Thousands of stunned Russians laid flowers and lit candles on Saturday on the bridge where opposition politician Boris Nemtsov was shot dead near the Kremlin, a murder that showed the risks of speaking out against President Vladimir Putin.
Nemtsov, 55, was shot four times in the back by killers in a white car late on Friday as he walked across the bridge over the Moskva River in central Moscow with a Ukrainian woman, who was unhurt, police said.
Police sealed off the blood-stained bridge close to the red walls of the Kremlin and Red Square for two hours overnight, then hosed it down as people came to pay tribute to one of Putin's biggest opponents over Russia's role in Ukraine.
Russia's Investigative Committee, which answers to Putin, said it was following several lines of inquiry, including that the opposition may have committed the crime to rally support for a march against Kremlin policies on the economy and Ukraine.
Flowers were piled at least a meter (three feet) high, about two meters deep and two meters wide. A piece of white paper saying "We are all Nemtsov" stood among the flowers.
"People are afraid to support our movement. Opposition activists receive threats every day and Boris was no exception. But they won't stop us," said opposition activist Mark Galperin.
On the contrary, Mr. Galperin, Putin is doing an excellent job of stopping his opposition.
Leading international condemnation of the murder, U.S. President Barack Obama called for a prompt, impartial and transparent investigation to ensure those responsible were brought to justice for the "vicious killing".Political murders often go unsolved in Russia. Police said they were investigating whether the murder was aimed at destabilizing the political situation in Russia or was committed by radical Islamists against Nemtsov, a Jew.A car suspected of being used by the killers, and identified as coming from the mainly Muslim Ingushetia region, was found abandoned in central Moscow.
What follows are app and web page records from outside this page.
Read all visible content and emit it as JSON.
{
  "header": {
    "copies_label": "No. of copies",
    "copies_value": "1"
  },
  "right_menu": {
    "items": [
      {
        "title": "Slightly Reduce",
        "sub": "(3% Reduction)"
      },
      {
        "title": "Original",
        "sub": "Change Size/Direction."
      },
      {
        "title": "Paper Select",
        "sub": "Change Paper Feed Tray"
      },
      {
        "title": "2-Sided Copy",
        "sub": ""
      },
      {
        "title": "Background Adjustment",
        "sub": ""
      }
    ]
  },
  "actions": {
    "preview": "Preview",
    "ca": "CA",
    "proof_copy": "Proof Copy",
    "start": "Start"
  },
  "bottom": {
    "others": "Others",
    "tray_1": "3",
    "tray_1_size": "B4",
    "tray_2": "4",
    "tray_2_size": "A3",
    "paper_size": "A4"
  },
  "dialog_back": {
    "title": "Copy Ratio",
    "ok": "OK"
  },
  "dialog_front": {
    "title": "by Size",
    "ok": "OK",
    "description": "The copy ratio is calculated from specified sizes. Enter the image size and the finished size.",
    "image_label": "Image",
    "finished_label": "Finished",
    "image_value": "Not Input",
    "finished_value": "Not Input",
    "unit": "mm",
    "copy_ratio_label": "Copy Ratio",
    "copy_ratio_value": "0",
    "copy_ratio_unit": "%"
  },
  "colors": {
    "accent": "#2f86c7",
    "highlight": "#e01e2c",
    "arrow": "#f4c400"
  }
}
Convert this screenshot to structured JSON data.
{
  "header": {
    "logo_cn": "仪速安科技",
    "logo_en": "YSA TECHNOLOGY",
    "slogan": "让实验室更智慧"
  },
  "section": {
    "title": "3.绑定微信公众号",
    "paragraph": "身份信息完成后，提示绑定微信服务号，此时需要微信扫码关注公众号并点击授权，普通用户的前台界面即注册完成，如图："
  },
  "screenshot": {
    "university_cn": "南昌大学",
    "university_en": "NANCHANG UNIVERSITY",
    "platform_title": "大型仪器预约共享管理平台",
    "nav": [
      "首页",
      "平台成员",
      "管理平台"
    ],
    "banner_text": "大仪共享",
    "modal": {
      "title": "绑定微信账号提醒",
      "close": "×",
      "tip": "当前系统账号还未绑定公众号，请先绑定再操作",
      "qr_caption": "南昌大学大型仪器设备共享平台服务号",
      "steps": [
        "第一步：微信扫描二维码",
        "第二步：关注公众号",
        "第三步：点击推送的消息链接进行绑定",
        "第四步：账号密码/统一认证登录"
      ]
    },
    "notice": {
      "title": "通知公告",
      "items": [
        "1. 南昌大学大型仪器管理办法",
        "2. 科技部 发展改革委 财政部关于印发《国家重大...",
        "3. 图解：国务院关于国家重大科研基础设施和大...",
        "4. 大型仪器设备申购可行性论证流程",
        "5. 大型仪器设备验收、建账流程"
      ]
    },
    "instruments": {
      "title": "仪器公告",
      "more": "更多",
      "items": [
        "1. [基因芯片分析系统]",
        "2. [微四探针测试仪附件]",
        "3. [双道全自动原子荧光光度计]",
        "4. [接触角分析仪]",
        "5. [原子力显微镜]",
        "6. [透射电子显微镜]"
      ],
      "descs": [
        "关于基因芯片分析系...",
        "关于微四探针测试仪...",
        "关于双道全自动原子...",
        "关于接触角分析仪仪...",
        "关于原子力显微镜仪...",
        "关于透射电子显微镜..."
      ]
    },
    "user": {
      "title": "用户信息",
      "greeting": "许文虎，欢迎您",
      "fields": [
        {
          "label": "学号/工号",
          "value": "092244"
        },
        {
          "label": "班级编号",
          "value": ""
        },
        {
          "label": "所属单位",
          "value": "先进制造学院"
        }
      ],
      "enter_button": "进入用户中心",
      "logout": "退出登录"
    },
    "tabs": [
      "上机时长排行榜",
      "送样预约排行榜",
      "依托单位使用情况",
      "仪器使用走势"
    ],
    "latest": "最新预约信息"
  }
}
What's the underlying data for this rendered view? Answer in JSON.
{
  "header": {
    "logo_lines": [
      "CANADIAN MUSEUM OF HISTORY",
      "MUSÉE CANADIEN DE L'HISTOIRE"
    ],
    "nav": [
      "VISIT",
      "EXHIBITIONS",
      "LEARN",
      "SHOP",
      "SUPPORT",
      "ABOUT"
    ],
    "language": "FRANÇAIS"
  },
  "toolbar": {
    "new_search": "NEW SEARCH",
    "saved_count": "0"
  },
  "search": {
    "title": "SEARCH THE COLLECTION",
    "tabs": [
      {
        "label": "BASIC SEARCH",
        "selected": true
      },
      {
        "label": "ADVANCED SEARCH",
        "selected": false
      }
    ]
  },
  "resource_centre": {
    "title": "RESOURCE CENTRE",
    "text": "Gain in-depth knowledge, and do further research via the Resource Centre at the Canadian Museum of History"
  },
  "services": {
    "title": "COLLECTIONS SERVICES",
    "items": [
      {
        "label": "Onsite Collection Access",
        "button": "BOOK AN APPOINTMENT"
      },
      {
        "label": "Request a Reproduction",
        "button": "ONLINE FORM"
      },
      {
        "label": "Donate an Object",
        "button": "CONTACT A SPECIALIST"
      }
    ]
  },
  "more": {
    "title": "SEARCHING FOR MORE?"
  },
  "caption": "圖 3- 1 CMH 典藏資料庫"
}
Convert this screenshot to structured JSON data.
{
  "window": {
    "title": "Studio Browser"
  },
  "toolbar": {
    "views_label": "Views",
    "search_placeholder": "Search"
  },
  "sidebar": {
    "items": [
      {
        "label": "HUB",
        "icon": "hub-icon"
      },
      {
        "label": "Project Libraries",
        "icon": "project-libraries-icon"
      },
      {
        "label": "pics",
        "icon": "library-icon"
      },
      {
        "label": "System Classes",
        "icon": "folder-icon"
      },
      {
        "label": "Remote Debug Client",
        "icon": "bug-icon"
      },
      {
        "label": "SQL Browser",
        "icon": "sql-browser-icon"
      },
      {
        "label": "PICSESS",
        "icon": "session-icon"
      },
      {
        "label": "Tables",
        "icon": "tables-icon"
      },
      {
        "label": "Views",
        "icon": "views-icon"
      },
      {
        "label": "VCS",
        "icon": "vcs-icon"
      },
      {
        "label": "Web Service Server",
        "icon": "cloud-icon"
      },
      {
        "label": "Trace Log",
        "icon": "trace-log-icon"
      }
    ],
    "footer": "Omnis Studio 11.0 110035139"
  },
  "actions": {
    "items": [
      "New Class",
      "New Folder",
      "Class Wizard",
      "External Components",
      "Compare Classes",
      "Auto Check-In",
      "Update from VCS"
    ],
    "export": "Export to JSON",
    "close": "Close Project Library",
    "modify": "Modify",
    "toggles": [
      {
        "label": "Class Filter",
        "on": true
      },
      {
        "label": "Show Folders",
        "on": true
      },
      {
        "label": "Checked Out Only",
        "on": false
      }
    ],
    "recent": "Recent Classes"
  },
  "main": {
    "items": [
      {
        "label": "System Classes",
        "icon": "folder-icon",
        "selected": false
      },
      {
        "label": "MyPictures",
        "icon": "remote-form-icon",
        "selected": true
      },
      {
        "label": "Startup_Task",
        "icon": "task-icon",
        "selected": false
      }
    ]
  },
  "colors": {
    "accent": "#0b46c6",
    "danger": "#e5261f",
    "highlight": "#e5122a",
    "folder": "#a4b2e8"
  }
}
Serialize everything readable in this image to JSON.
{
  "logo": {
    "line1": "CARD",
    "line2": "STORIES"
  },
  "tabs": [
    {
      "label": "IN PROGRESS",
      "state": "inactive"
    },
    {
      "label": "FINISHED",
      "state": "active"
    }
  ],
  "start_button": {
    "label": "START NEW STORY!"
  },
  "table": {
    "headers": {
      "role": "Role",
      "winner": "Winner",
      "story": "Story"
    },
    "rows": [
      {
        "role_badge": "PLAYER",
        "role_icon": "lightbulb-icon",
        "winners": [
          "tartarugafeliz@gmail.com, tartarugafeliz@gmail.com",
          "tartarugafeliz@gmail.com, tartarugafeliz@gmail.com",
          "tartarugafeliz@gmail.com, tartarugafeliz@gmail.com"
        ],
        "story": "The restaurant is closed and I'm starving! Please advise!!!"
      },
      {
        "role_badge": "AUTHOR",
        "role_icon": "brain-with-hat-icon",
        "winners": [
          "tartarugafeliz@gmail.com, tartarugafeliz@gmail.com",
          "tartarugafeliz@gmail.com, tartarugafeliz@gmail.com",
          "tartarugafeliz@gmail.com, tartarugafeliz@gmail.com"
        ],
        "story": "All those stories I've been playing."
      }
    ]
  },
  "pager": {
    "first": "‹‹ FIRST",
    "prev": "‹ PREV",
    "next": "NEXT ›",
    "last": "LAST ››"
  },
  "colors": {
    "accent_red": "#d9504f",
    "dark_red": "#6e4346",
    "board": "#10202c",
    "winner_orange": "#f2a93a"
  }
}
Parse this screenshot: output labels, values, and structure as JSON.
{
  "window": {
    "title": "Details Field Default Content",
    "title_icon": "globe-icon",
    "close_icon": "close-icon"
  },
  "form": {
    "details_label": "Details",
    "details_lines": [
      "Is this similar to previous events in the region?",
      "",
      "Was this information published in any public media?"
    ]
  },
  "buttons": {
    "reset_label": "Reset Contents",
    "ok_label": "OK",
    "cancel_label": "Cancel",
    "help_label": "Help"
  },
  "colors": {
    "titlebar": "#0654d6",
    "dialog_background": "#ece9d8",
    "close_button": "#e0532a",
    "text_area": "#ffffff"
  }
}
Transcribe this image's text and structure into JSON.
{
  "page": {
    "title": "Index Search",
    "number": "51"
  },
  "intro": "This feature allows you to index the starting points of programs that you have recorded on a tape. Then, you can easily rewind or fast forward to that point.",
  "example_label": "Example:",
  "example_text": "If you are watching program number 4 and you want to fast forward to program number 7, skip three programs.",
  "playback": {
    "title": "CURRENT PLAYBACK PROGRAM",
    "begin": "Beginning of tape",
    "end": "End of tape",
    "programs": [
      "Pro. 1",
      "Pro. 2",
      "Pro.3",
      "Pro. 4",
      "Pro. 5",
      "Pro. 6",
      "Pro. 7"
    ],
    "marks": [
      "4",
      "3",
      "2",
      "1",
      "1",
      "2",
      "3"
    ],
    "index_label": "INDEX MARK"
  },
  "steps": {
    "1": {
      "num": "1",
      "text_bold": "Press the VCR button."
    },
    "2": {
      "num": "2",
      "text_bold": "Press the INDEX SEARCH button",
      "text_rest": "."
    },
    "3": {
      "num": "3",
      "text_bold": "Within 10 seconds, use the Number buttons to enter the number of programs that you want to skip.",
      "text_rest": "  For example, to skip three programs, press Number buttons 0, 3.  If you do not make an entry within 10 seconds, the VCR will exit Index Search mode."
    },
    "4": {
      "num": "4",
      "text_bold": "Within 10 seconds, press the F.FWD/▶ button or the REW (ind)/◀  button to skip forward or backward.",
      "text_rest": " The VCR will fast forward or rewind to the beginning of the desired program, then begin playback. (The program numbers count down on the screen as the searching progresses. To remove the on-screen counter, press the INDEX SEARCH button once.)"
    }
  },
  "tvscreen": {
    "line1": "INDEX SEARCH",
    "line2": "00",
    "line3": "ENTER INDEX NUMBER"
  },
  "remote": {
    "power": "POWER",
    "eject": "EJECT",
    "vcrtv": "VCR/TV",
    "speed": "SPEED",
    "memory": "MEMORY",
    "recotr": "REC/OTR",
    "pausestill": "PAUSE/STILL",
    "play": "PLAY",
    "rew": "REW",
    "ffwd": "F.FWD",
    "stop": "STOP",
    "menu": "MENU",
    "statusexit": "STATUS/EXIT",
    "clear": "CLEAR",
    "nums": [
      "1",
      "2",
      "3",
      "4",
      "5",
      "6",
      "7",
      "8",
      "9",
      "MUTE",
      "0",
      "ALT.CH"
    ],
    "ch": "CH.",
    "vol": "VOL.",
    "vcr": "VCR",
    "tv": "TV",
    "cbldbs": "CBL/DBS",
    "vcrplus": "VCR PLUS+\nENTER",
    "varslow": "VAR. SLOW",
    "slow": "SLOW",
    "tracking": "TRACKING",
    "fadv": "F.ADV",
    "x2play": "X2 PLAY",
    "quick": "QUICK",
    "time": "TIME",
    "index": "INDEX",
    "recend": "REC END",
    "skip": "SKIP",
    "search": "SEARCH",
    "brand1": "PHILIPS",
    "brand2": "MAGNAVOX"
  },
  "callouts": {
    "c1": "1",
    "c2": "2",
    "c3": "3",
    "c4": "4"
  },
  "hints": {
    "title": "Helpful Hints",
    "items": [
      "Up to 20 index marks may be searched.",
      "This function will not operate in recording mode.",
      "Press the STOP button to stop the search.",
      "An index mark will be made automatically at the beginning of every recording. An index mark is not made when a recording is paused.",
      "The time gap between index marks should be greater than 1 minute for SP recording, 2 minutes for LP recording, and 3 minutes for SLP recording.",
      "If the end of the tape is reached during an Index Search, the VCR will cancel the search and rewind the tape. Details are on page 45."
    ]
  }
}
Some Russian news outlets said surveillance footage showed two men leaving it.Former Soviet President Mikhail Gorbachev cautioned against jumping to conclusions but some opposition figures blamed Putin directly. Others said Russian society was in decline, describing an environment where Putin demands total loyalty and supporters go to great lengths to do what they think may please him."In Putin's atmosphere of hatred and violence, abroad and in Russia, bloodshed is the prerequisite to show loyalty, that you are on the team," another opposition leader, former world chess champion Garry Kasparov, said on Twitter."If Putin gave (the) order to murder Boris Nemtsov is not the point. It is Putin's dictatorship. His 24/7 propaganda about enemies of the state."
This is what an actual tyrant looks like. So odd that Republicans scream at Obama over tyranny, but worship Putin.
Oh wait, that makes perfect sense too.